===== INPUT FOR THIS TASK =====

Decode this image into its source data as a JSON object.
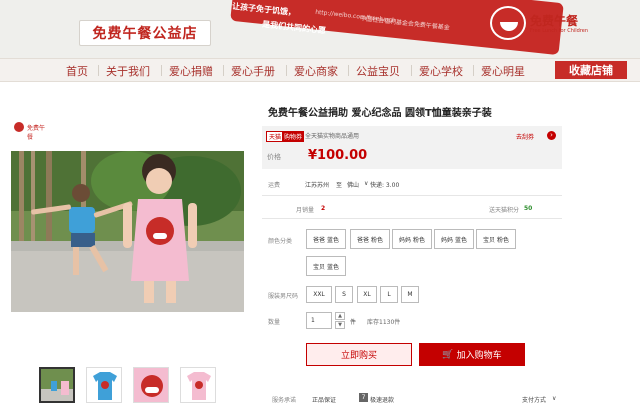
{
  "banner": {
    "shop_name": "免费午餐公益店",
    "ribbon_line1": "让孩子免于饥饿，",
    "ribbon_line2": "是我们共同的心愿",
    "ribbon_url": "http://weibo.com/freelunch",
    "ribbon_org": "中国社会福利基金会免费午餐基金",
    "brand_name": "免费午餐",
    "brand_sub": "Free Lunch for Children",
    "accent": "#c72c28"
  },
  "nav": {
    "items": [
      "首页",
      "关于我们",
      "爱心捐赠",
      "爱心手册",
      "爱心商家",
      "公益宝贝",
      "爱心学校",
      "爱心明星"
    ],
    "favorite": "收藏店铺"
  },
  "product": {
    "title": "免费午餐公益捐助 爱心纪念品 圆领T恤童装亲子装",
    "mini_logo_text": "免费午餐",
    "thumbnails": [
      "photo",
      "blue-tshirt",
      "red-logo",
      "pink-tshirt"
    ]
  },
  "price": {
    "tmall_tag": "天猫",
    "coupon_tag": "购物券",
    "coupon_text": "全天猫实物商品通用",
    "coupon_link": "去刮券",
    "label": "价格",
    "value": "¥100.00",
    "color": "#c40000"
  },
  "shipping": {
    "label": "运费",
    "from": "江苏苏州",
    "to_word": "至",
    "to": "佛山",
    "method": "快递: 3.00"
  },
  "stats": {
    "sales_label": "月销量",
    "sales_value": "2",
    "points_label": "送天猫积分",
    "points_value": "50"
  },
  "color_options": {
    "label": "颜色分类",
    "options": [
      "爸爸 蓝色",
      "爸爸 粉色",
      "妈妈 粉色",
      "妈妈 蓝色",
      "宝贝 粉色",
      "宝贝 蓝色"
    ]
  },
  "size_options": {
    "label": "服装男尺码",
    "options": [
      "XXL",
      "S",
      "XL",
      "L",
      "M"
    ]
  },
  "quantity": {
    "label": "数量",
    "value": "1",
    "unit": "件",
    "stock": "库存1130件"
  },
  "actions": {
    "buy_now": "立即购买",
    "add_cart": "加入购物车"
  },
  "service": {
    "label": "服务承诺",
    "items": [
      "正品保证",
      "极速退款"
    ],
    "icon_text": "7",
    "payment": "支付方式"
  }
}
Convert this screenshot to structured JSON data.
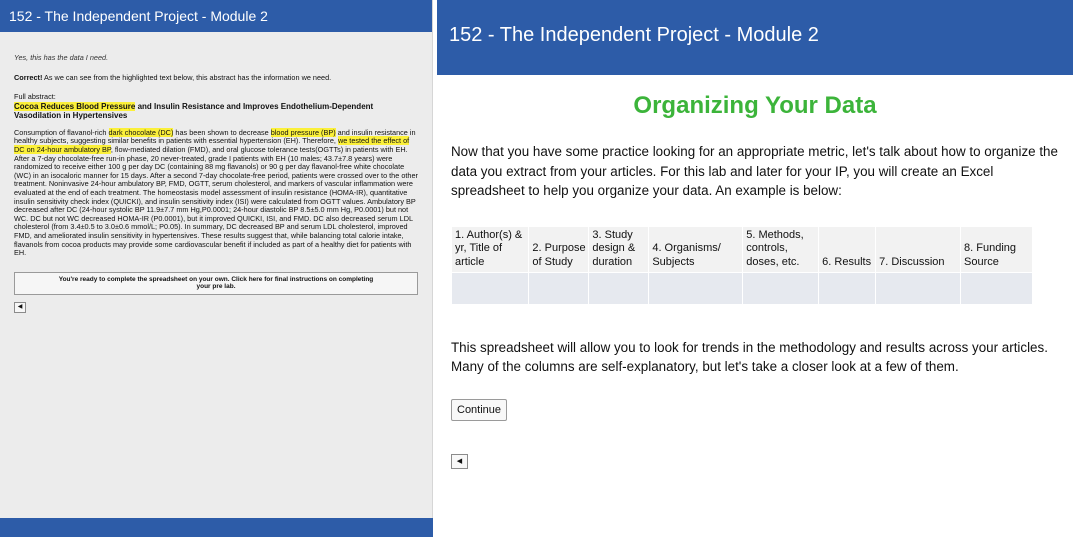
{
  "left": {
    "header_title": "152 - The Independent Project - Module 2",
    "intro": "Yes, this has the data I need.",
    "correct_bold": "Correct!",
    "correct_text": " As we can see from the highlighted text below, this abstract has the information we need.",
    "full_label": "Full abstract:",
    "title_hl": "Cocoa Reduces Blood Pressure",
    "title_rest": " and Insulin Resistance and Improves Endothelium-Dependent Vasodilation in Hypertensives",
    "abstract": {
      "p1": "Consumption of flavanol-rich ",
      "h1": "dark chocolate (DC)",
      "p2": " has been shown to decrease ",
      "h2": "blood pressure (BP)",
      "p3": " and insulin resistance in healthy subjects, suggesting similar benefits in patients with essential hypertension (EH). Therefore, ",
      "h3": "we tested the effect of DC on 24-hour ambulatory BP",
      "p4": ", flow-mediated dilation (FMD), and oral glucose tolerance tests(OGTTs) in patients with EH. After a 7-day chocolate-free run-in phase, 20 never-treated, grade I patients with EH (10 males; 43.7±7.8 years) were randomized to receive either 100 g per day DC (containing 88 mg flavanols) or 90 g per day flavanol-free white chocolate (WC) in an isocaloric manner for 15 days. After a second 7-day chocolate-free period, patients were crossed over to the other treatment. Noninvasive 24-hour ambulatory BP, FMD, OGTT, serum cholesterol, and markers of vascular inflammation were evaluated at the end of each treatment. The homeostasis model assessment of insulin resistance (HOMA-IR), quantitative insulin sensitivity check index (QUICKI), and insulin sensitivity index (ISI) were calculated from OGTT values. Ambulatory BP decreased after DC (24-hour systolic BP 11.9±7.7 mm Hg,P0.0001; 24-hour diastolic BP 8.5±5.0 mm Hg, P0.0001) but not WC. DC but not WC decreased HOMA-IR (P0.0001), but it improved QUICKI, ISI, and FMD. DC also decreased serum LDL cholesterol (from 3.4±0.5 to 3.0±0.6 mmol/L; P0.05). In summary, DC decreased BP and serum LDL cholesterol, improved FMD, and ameliorated insulin sensitivity in hypertensives. These results suggest that, while balancing total calorie intake, flavanols from cocoa products may provide some cardiovascular benefit if included as part of a healthy diet for patients with EH."
    },
    "notice": "You're ready to complete the spreadsheet on your own. Click here for final instructions on completing your pre lab."
  },
  "right": {
    "header_title": "152 - The Independent Project - Module 2",
    "heading": "Organizing Your Data",
    "para1": "Now that you have some practice looking for an appropriate metric, let's talk about how to organize the data you extract from your articles. For this lab and later for your IP, you will create an Excel spreadsheet to help you organize your data. An example is below:",
    "table_headers": [
      "1. Author(s) & yr, Title of article",
      "2. Purpose of Study",
      "3. Study design & duration",
      "4. Organisms/ Subjects",
      "5. Methods, controls, doses, etc.",
      "6. Results",
      "7. Discussion",
      "8. Funding Source"
    ],
    "para2": "This spreadsheet will allow you to look for trends in the methodology and results across your articles. Many of the columns are self-explanatory, but let's take a closer look at a few of them.",
    "continue_label": "Continue"
  },
  "colors": {
    "header_blue": "#2d5ca8",
    "heading_green": "#3cb43a",
    "highlight_yellow": "#fbf03a"
  }
}
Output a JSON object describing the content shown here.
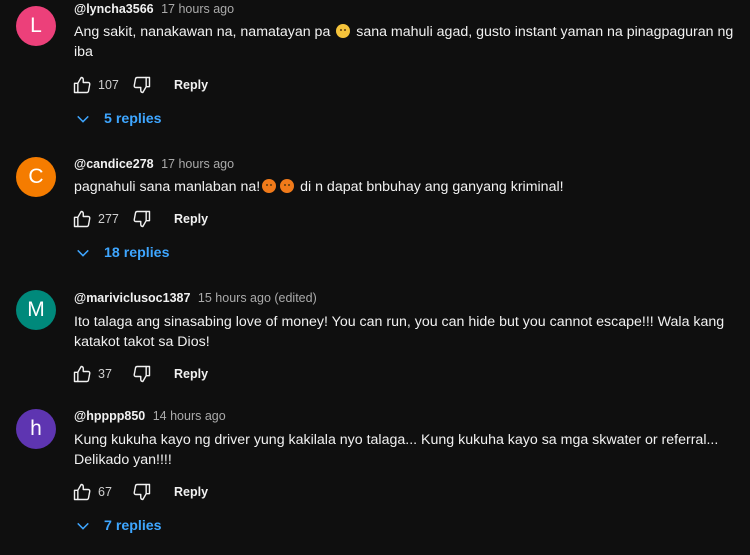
{
  "comments": [
    {
      "avatar_letter": "L",
      "avatar_color": "#ec407a",
      "author": "@lyncha3566",
      "timestamp": "17 hours ago",
      "text_before": "Ang sakit, nanakawan na, namatayan pa ",
      "emoji": "sad-face-emoji",
      "text_after": " sana mahuli agad, gusto instant yaman na pinagpaguran ng iba",
      "likes": "107",
      "reply_label": "Reply",
      "replies_label": "5 replies"
    },
    {
      "avatar_letter": "C",
      "avatar_color": "#f57c00",
      "author": "@candice278",
      "timestamp": "17 hours ago",
      "text_before": "pagnahuli sana manlaban na!",
      "emoji": "angry-face-emoji",
      "text_after": " di n dapat bnbuhay ang ganyang kriminal!",
      "likes": "277",
      "reply_label": "Reply",
      "replies_label": "18 replies"
    },
    {
      "avatar_letter": "M",
      "avatar_color": "#00897b",
      "author": "@mariviclusoc1387",
      "timestamp": "15 hours ago (edited)",
      "text": "Ito talaga ang sinasabing love of money! You can run, you can hide but you cannot escape!!! Wala kang katakot takot sa Dios!",
      "likes": "37",
      "reply_label": "Reply"
    },
    {
      "avatar_letter": "h",
      "avatar_color": "#5e35b1",
      "author": "@hpppp850",
      "timestamp": "14 hours ago",
      "text": "Kung kukuha kayo ng driver yung kakilala nyo talaga... Kung kukuha kayo sa mga skwater or referral... Delikado yan!!!!",
      "likes": "67",
      "reply_label": "Reply",
      "replies_label": "7 replies"
    }
  ],
  "colors": {
    "background": "#0f0f0f",
    "link": "#3ea6ff",
    "secondary_text": "#aaaaaa"
  }
}
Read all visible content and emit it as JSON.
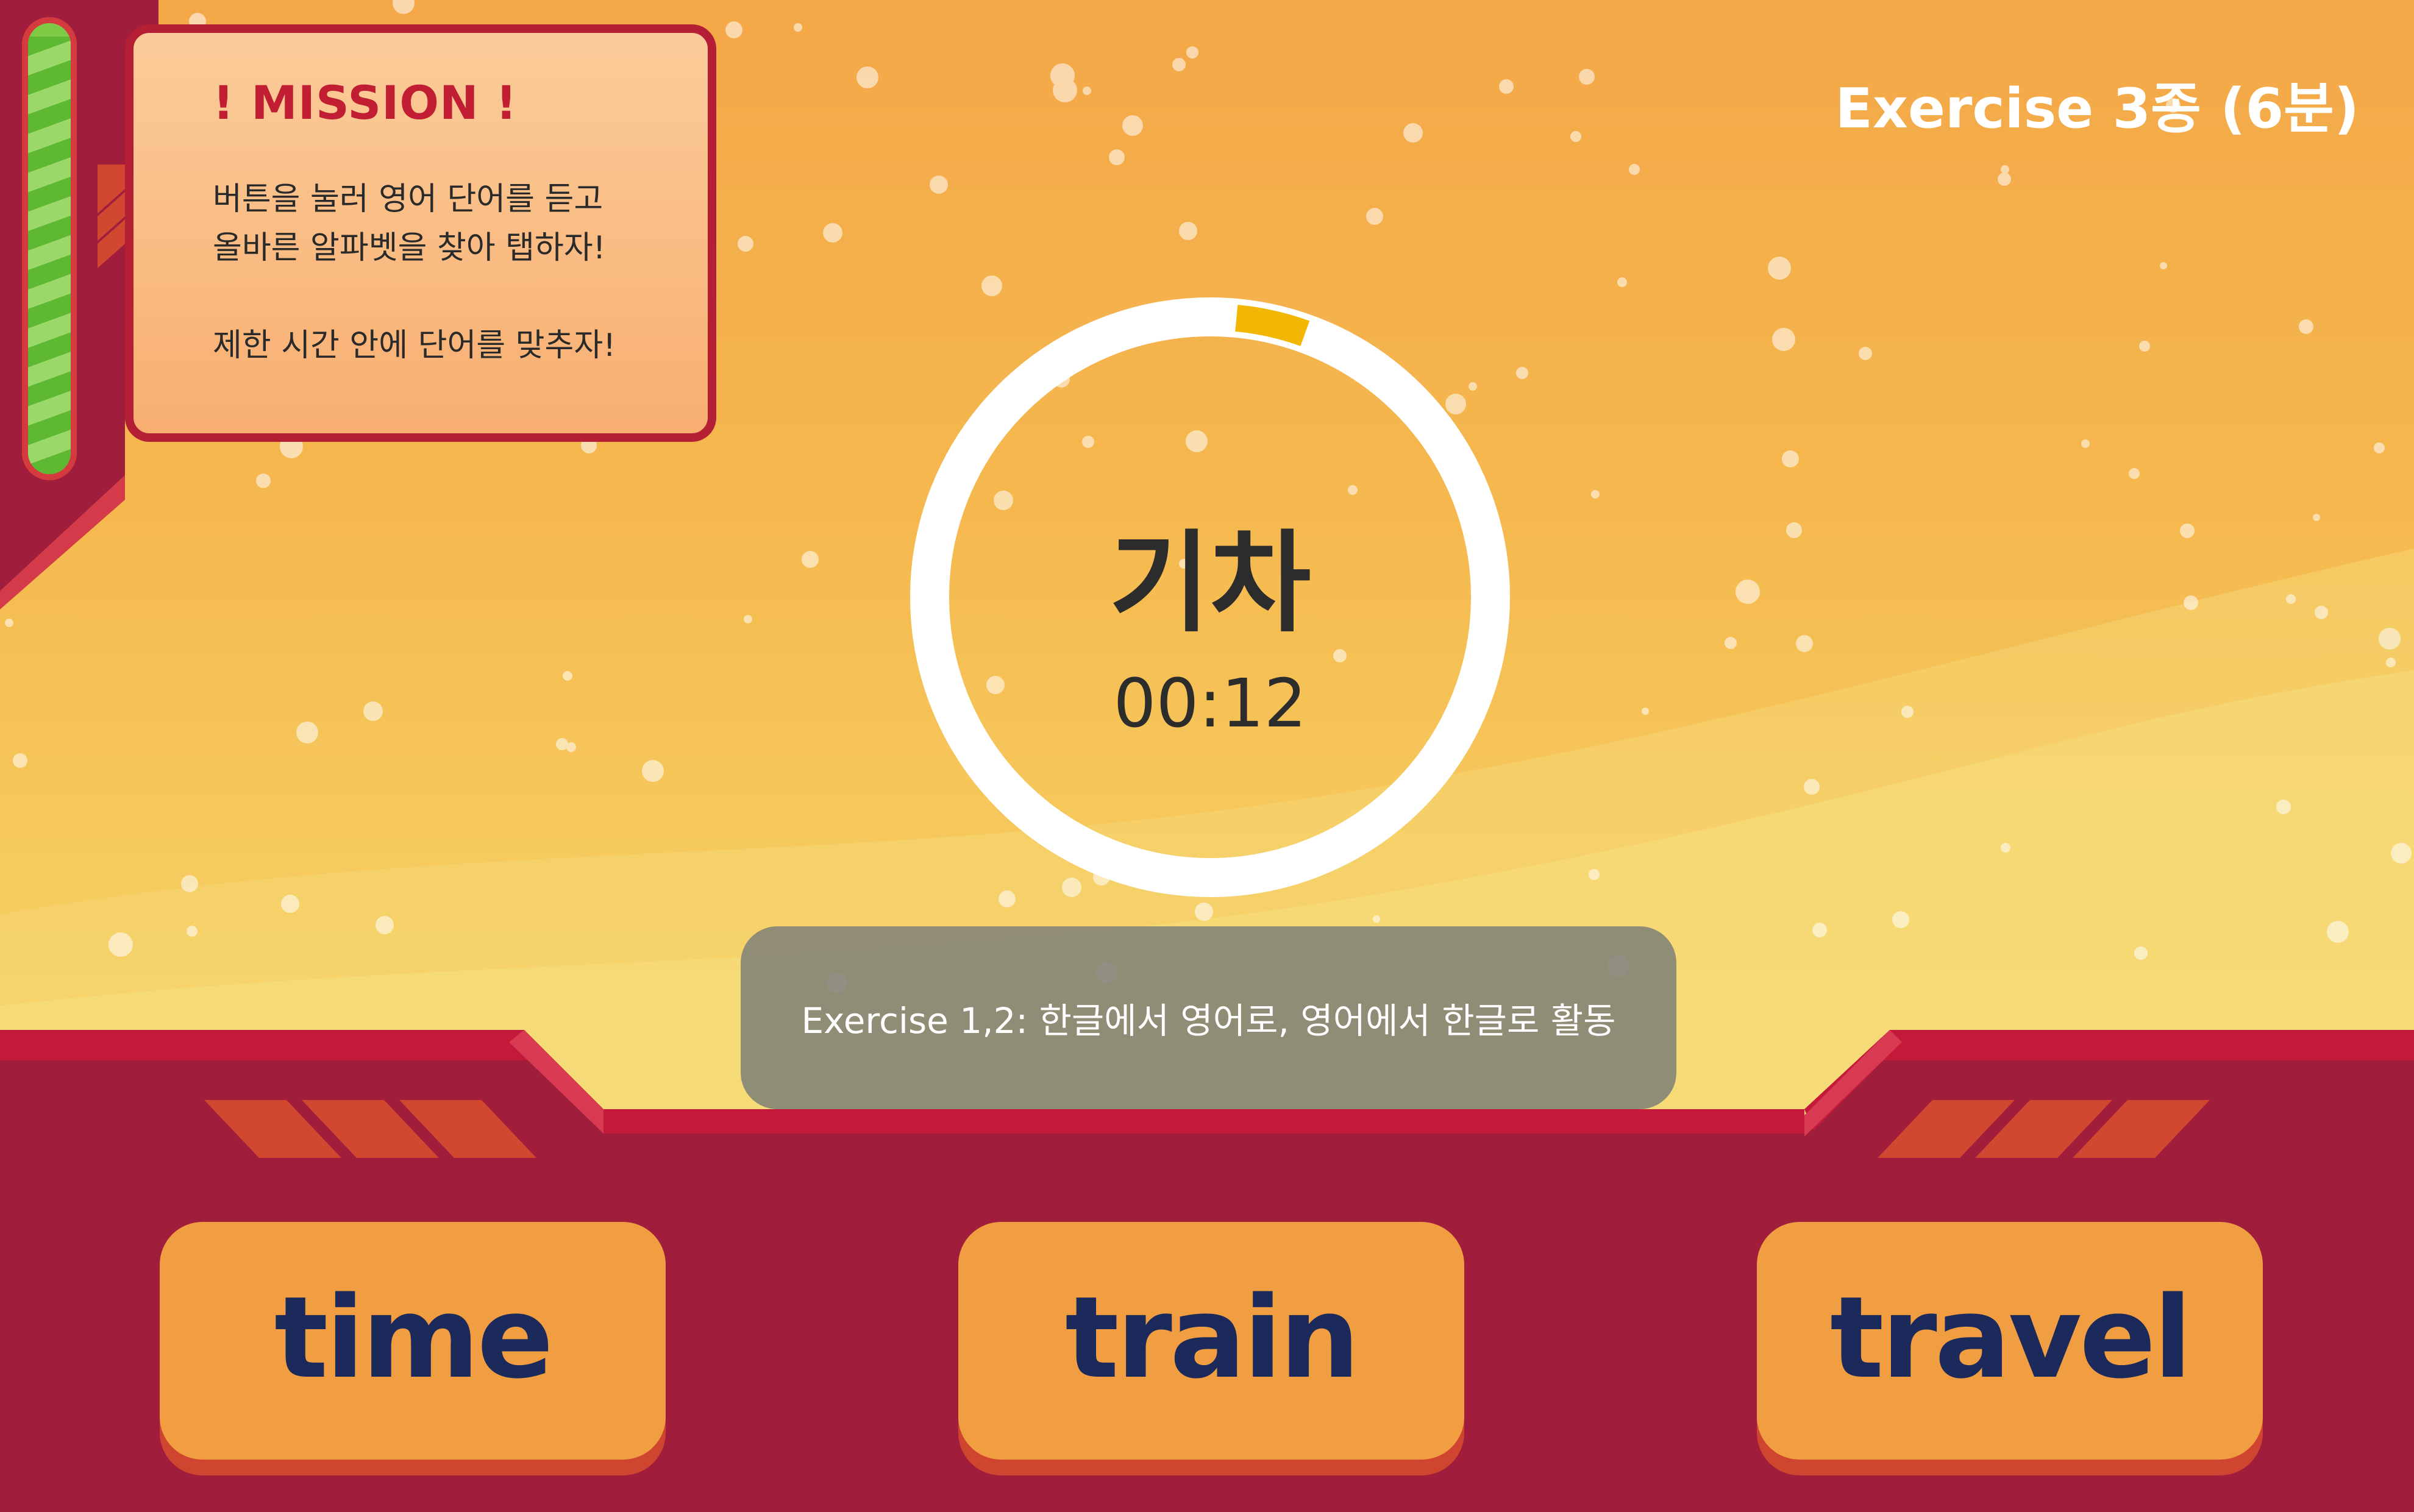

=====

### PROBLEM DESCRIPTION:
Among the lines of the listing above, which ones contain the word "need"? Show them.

### REPLY:
    "intro": "Yes, this has the data I need.",
    "correct_text": " As we can see from the highlighted text below, this abstract has the information we need.",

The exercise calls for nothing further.